I'm not sure whether you are suffering from a lack of reading comprehension or imagination, but if you look back you will not find a description of a black Road Glide against a white background from 10 yards away. Here is a photoshop that is closer to what I experienced. I am no computer wizard, but I took a stock photo of a Nevada highway that was similar to the southern Wyoming stretch I was on, photo-captured the rider above and rotated it vertical, and placed it in about the spot where my wife started to strongly encourage me to look the fuck where I was going. There were two bikes instead of one and they were farther away than shown when I made my move to pass. The headlights were more obvious and the motorcycle outlines were less than depicted.
I mentioned night riding because the kind of conditions I experienced are rare but two headlights ahead in the distance at night are common.

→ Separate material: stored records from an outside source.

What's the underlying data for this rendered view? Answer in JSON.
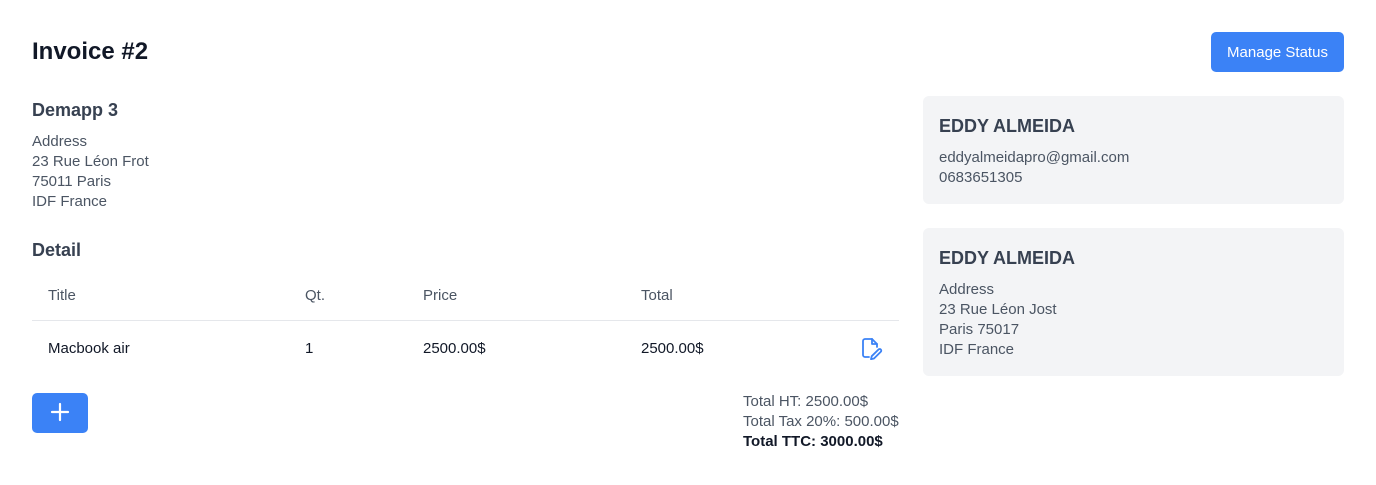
{
  "header": {
    "title": "Invoice #2",
    "manage_status_label": "Manage Status"
  },
  "company": {
    "name": "Demapp 3",
    "address_lines": [
      "Address",
      "23 Rue Léon Frot",
      "75011 Paris",
      "IDF France"
    ]
  },
  "detail": {
    "heading": "Detail",
    "columns": [
      "Title",
      "Qt.",
      "Price",
      "Total"
    ],
    "rows": [
      {
        "title": "Macbook air",
        "qty": "1",
        "price": "2500.00$",
        "total": "2500.00$",
        "action_icon": "edit-document-icon"
      }
    ],
    "add_icon": "plus-icon"
  },
  "totals": {
    "ht": "Total HT: 2500.00$",
    "tax": "Total Tax 20%: 500.00$",
    "ttc": "Total TTC: 3000.00$"
  },
  "client_contact": {
    "name": "EDDY ALMEIDA",
    "email": "eddyalmeidapro@gmail.com",
    "phone": "0683651305"
  },
  "client_address": {
    "name": "EDDY ALMEIDA",
    "lines": [
      "Address",
      "23 Rue Léon Jost",
      "Paris 75017",
      "IDF France"
    ]
  },
  "colors": {
    "accent": "#3b82f6",
    "card_bg": "#f3f4f6",
    "heading": "#374151",
    "muted": "#4b5563"
  }
}
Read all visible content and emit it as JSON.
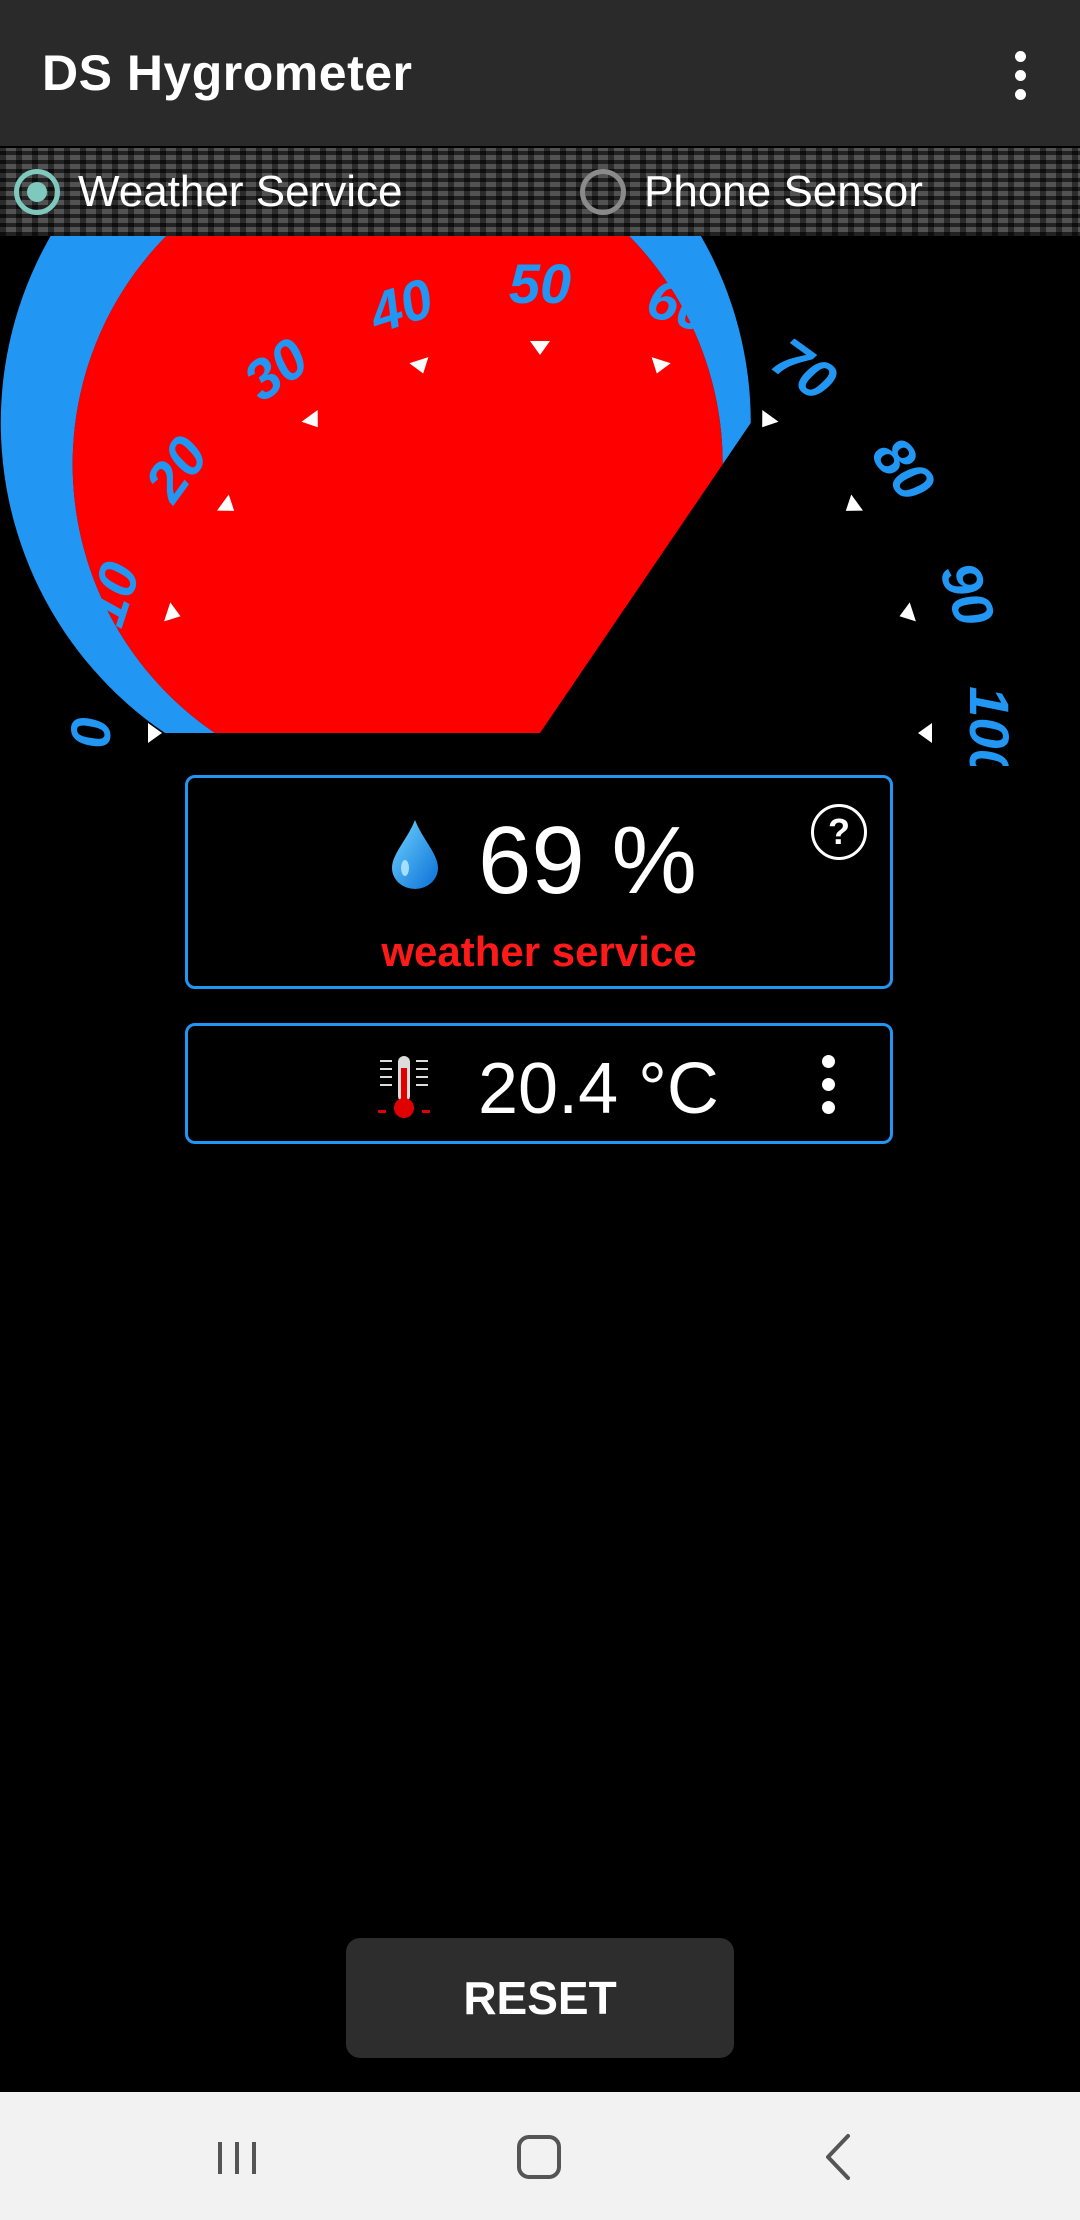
{
  "app": {
    "title": "DS Hygrometer"
  },
  "toolbar": {
    "overflow_icon": "more-vert-icon"
  },
  "source_selector": {
    "options": [
      {
        "label": "Weather Service",
        "checked": true
      },
      {
        "label": "Phone Sensor",
        "checked": false
      }
    ]
  },
  "gauge": {
    "min": 0,
    "max": 100,
    "value": 69,
    "tick_labels": [
      "0",
      "10",
      "20",
      "30",
      "40",
      "50",
      "60",
      "70",
      "80",
      "90",
      "100"
    ],
    "fill_color": "#ff0000",
    "arc_color": "#2196f3"
  },
  "humidity": {
    "value": "69 %",
    "source": "weather service",
    "icon": "water-drop-icon",
    "help_label": "?"
  },
  "temperature": {
    "value": "20.4 °C",
    "icon": "thermometer-icon"
  },
  "actions": {
    "reset_label": "RESET"
  },
  "navbar": {
    "items": [
      "recent-apps-icon",
      "home-icon",
      "back-icon"
    ]
  },
  "colors": {
    "accent": "#2196f3",
    "radio_checked": "#7fc8bd",
    "source_text": "#ff1a1a",
    "appbar": "#2a2a2a"
  }
}
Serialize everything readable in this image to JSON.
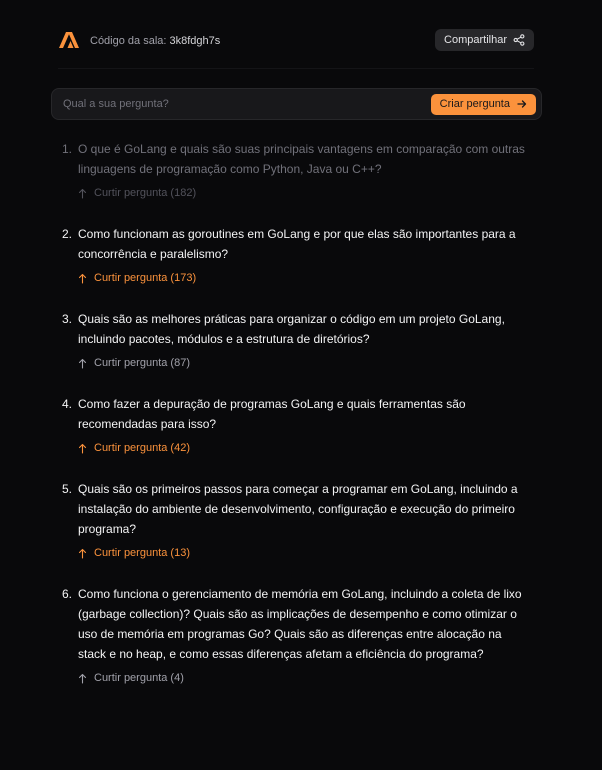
{
  "header": {
    "room_label": "Código da sala:",
    "room_code": "3k8fdgh7s",
    "share_label": "Compartilhar",
    "icons": {
      "logo": "logo-icon",
      "share": "share-icon"
    }
  },
  "form": {
    "placeholder": "Qual a sua pergunta?",
    "submit_label": "Criar pergunta",
    "submit_icon": "arrow-right-icon"
  },
  "colors": {
    "background": "#09090b",
    "accent": "#fb923c",
    "answered_text": "#71717a"
  },
  "questions": [
    {
      "number": "1.",
      "text": "O que é GoLang e quais são suas principais vantagens em comparação com outras linguagens de programação como Python, Java ou C++?",
      "like_label": "Curtir pergunta (182)",
      "liked": false,
      "answered": true
    },
    {
      "number": "2.",
      "text": "Como funcionam as goroutines em GoLang e por que elas são importantes para a concorrência e paralelismo?",
      "like_label": "Curtir pergunta (173)",
      "liked": true,
      "answered": false
    },
    {
      "number": "3.",
      "text": "Quais são as melhores práticas para organizar o código em um projeto GoLang, incluindo pacotes, módulos e a estrutura de diretórios?",
      "like_label": "Curtir pergunta (87)",
      "liked": false,
      "answered": false
    },
    {
      "number": "4.",
      "text": "Como fazer a depuração de programas GoLang e quais ferramentas são recomendadas para isso?",
      "like_label": "Curtir pergunta (42)",
      "liked": true,
      "answered": false
    },
    {
      "number": "5.",
      "text": "Quais são os primeiros passos para começar a programar em GoLang, incluindo a instalação do ambiente de desenvolvimento, configuração e execução do primeiro programa?",
      "like_label": "Curtir pergunta (13)",
      "liked": true,
      "answered": false
    },
    {
      "number": "6.",
      "text": "Como funciona o gerenciamento de memória em GoLang, incluindo a coleta de lixo (garbage collection)? Quais são as implicações de desempenho e como otimizar o uso de memória em programas Go? Quais são as diferenças entre alocação na stack e no heap, e como essas diferenças afetam a eficiência do programa?",
      "like_label": "Curtir pergunta (4)",
      "liked": false,
      "answered": false
    }
  ]
}
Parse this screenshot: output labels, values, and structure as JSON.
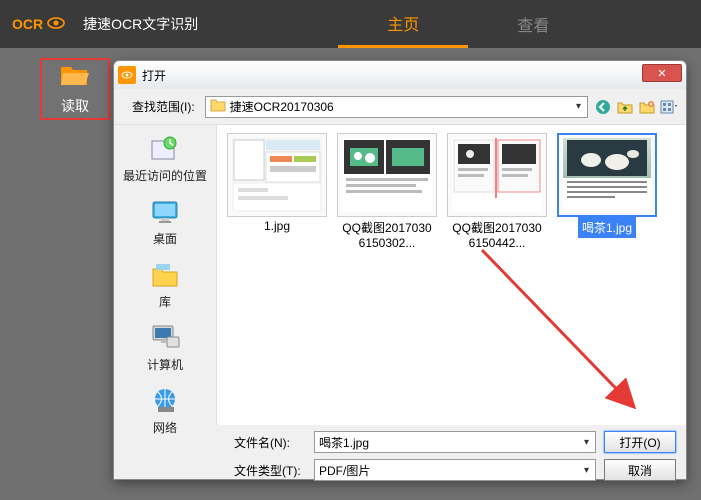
{
  "app": {
    "logo_text": "OCR",
    "title": "捷速OCR文字识别",
    "tabs": [
      {
        "label": "主页",
        "active": true
      },
      {
        "label": "查看",
        "active": false
      }
    ]
  },
  "toolbar": {
    "read_label": "读取"
  },
  "dialog": {
    "title": "打开",
    "search_range_label": "查找范围(I):",
    "current_dir": "捷速OCR20170306",
    "sidebar": [
      {
        "id": "recent",
        "label": "最近访问的位置"
      },
      {
        "id": "desktop",
        "label": "桌面"
      },
      {
        "id": "libraries",
        "label": "库"
      },
      {
        "id": "computer",
        "label": "计算机"
      },
      {
        "id": "network",
        "label": "网络"
      }
    ],
    "files": [
      {
        "name": "1.jpg",
        "selected": false
      },
      {
        "name": "QQ截图20170306150302...",
        "selected": false
      },
      {
        "name": "QQ截图20170306150442...",
        "selected": false
      },
      {
        "name": "喝茶1.jpg",
        "selected": true
      }
    ],
    "filename_label": "文件名(N):",
    "filename_value": "喝茶1.jpg",
    "filetype_label": "文件类型(T):",
    "filetype_value": "PDF/图片",
    "open_btn": "打开(O)",
    "cancel_btn": "取消"
  }
}
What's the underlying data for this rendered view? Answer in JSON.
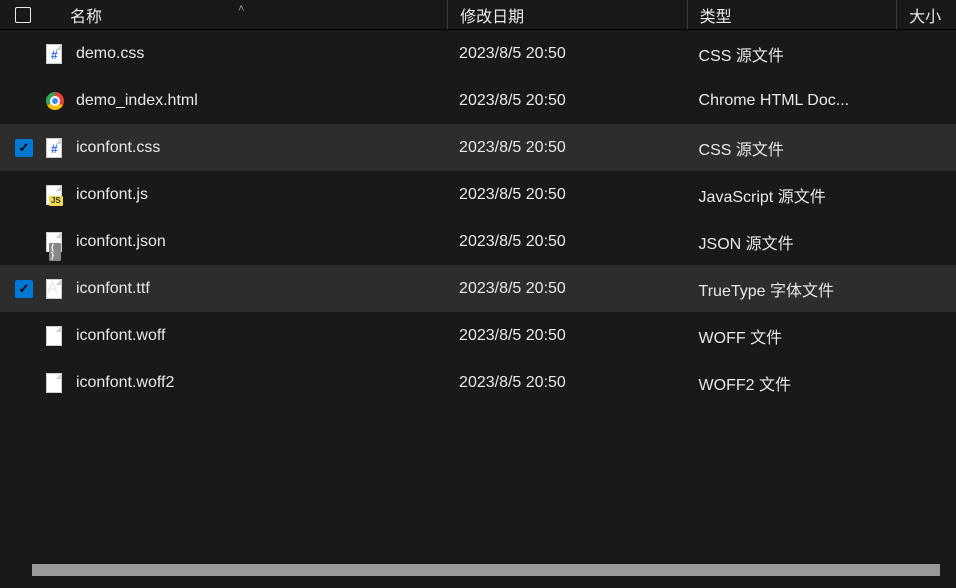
{
  "columns": {
    "name": "名称",
    "date": "修改日期",
    "type": "类型",
    "size": "大小"
  },
  "files": [
    {
      "icon": "css",
      "name": "demo.css",
      "date": "2023/8/5 20:50",
      "type": "CSS 源文件",
      "selected": false
    },
    {
      "icon": "chrome",
      "name": "demo_index.html",
      "date": "2023/8/5 20:50",
      "type": "Chrome HTML Doc...",
      "selected": false
    },
    {
      "icon": "css",
      "name": "iconfont.css",
      "date": "2023/8/5 20:50",
      "type": "CSS 源文件",
      "selected": true
    },
    {
      "icon": "js",
      "name": "iconfont.js",
      "date": "2023/8/5 20:50",
      "type": "JavaScript 源文件",
      "selected": false
    },
    {
      "icon": "json",
      "name": "iconfont.json",
      "date": "2023/8/5 20:50",
      "type": "JSON 源文件",
      "selected": false
    },
    {
      "icon": "ttf",
      "name": "iconfont.ttf",
      "date": "2023/8/5 20:50",
      "type": "TrueType 字体文件",
      "selected": true
    },
    {
      "icon": "generic",
      "name": "iconfont.woff",
      "date": "2023/8/5 20:50",
      "type": "WOFF 文件",
      "selected": false
    },
    {
      "icon": "generic",
      "name": "iconfont.woff2",
      "date": "2023/8/5 20:50",
      "type": "WOFF2 文件",
      "selected": false
    }
  ]
}
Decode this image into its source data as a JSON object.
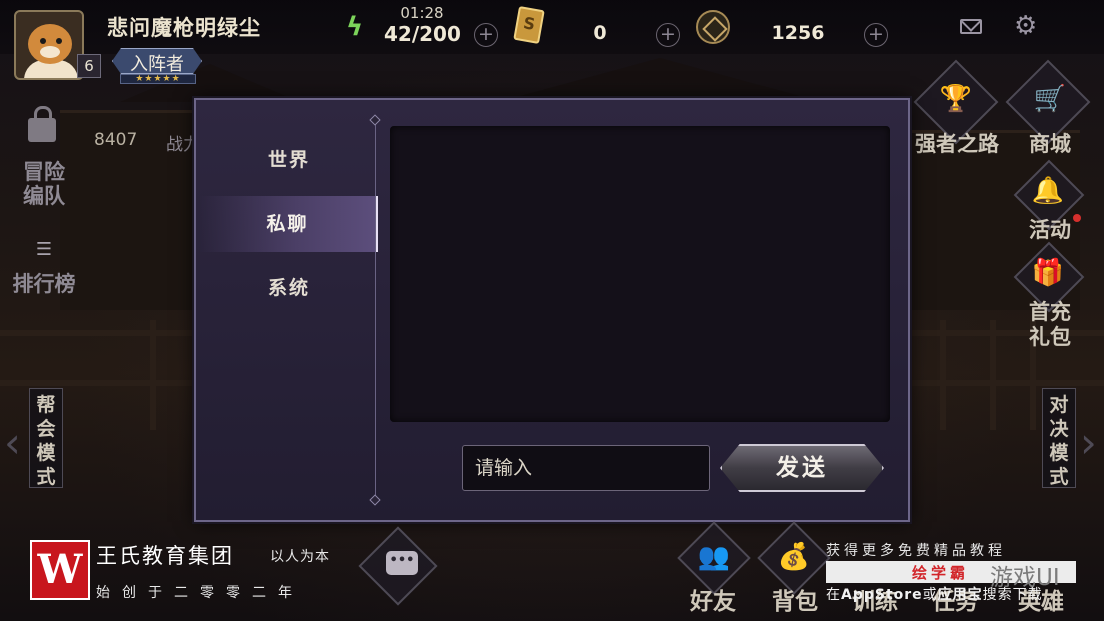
{
  "player": {
    "name": "悲问魔枪明绿尘",
    "level": "6",
    "rank_title": "入阵者",
    "rank_stars": "★★★★★"
  },
  "resources": {
    "timer": "01:28",
    "stamina": "42/200",
    "card_count": "0",
    "coins": "1256"
  },
  "left_menu": {
    "team_label_1": "冒险",
    "team_label_2": "编队",
    "power_value": "8407",
    "power_label": "战力",
    "ranking_label": "排行榜",
    "guild_mode_label": "帮会模式"
  },
  "right_menu": {
    "strong_road": "强者之路",
    "shop": "商城",
    "activity": "活动",
    "first_recharge_1": "首充",
    "first_recharge_2": "礼包",
    "duel_mode_label": "对决模式"
  },
  "chat_dialog": {
    "tabs": [
      {
        "label": "世界"
      },
      {
        "label": "私聊"
      },
      {
        "label": "系统"
      }
    ],
    "active_tab": "私聊",
    "input_placeholder": "请输入",
    "send_label": "发送"
  },
  "bottom_bar": {
    "friends": "好友",
    "bag": "背包",
    "train": "训练",
    "task": "任务",
    "hero": "英雄"
  },
  "watermark_left": {
    "title": "王氏教育集团",
    "slogan": "以人为本",
    "subtitle": "始创于二零零二年"
  },
  "watermark_right": {
    "line1": "获得更多免费精品教程",
    "brand": "绘学霸",
    "logo_text": "游戏UI",
    "line3_a": "在",
    "line3_b": "AppStore",
    "line3_c": "或",
    "line3_d": "应用宝",
    "line3_e": "搜索下载"
  },
  "colors": {
    "accent": "#5c4e7c",
    "dialog_bg": "#2e2740",
    "gold": "#c7a14a"
  }
}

I've been accused of an anti Harley culture bias, which has some merit, but there are many bikes with the same headlight orientation including Goldwings, Buells, Triumph Speed Triples, and several others, so the risk is not limited to Harleys. In fact, the Road King's three headlights are about ideal for visibility and not resembling an automobile.
OK, since no mathmeticians have jumped in I will do the work myself. Here is a puzzler for anybody wanting to try. I'll post the answer later.
While driving home through Montana today I figured out how far away the Harley's appeared on that stretch of highway if they were oncoming cars, about 8/10 mile.
Here's the puzzle. A person (me) wants to pass a semi and five cars that are going 65 mph in a 70 mph zone. The cars are following each other and the truck about two car lengths apart. I am following the last car about two car lengths back and, because I am such a careful driver, I want to give the truck a full semi length of space before pulling back in. There is an oncoming car about 0.8 miles down the road probably doing 75 mph. As I pass the line of vehicles I will do 90 mph. Is this a safe pass and what will be the distance betweem me and the oncoming car when I pull back into my lane?
I'd never pass that many vehicles at once - mainly because if I'm looking to over-take them, so is someone else and cagers never expect to be over-taken when they're about to over-take. I'd take them one or two at a time.
Good point about giving the truck space before pulling back in, for all you (or any of us) know, he could be tail-gating another vehicle.
I'm a bit concerned that my twin headlights might be mistaken for a distant car as well, and I've been thinking of fitting extra lights, although I'm not sure where. On the engine guards would be the most logical place, although I like putting my legs there when I want to stretch them.
That is normally the best and safest approach. In this case, none of the cars left any room to get back in at any point along the line. It was an all or nothing decision. The shoulder was wide enough so that if one of the cars decided to pass without warning or looking I could move onto the shoulder to avoid them. Each situation is different and every decision has its own associated risks.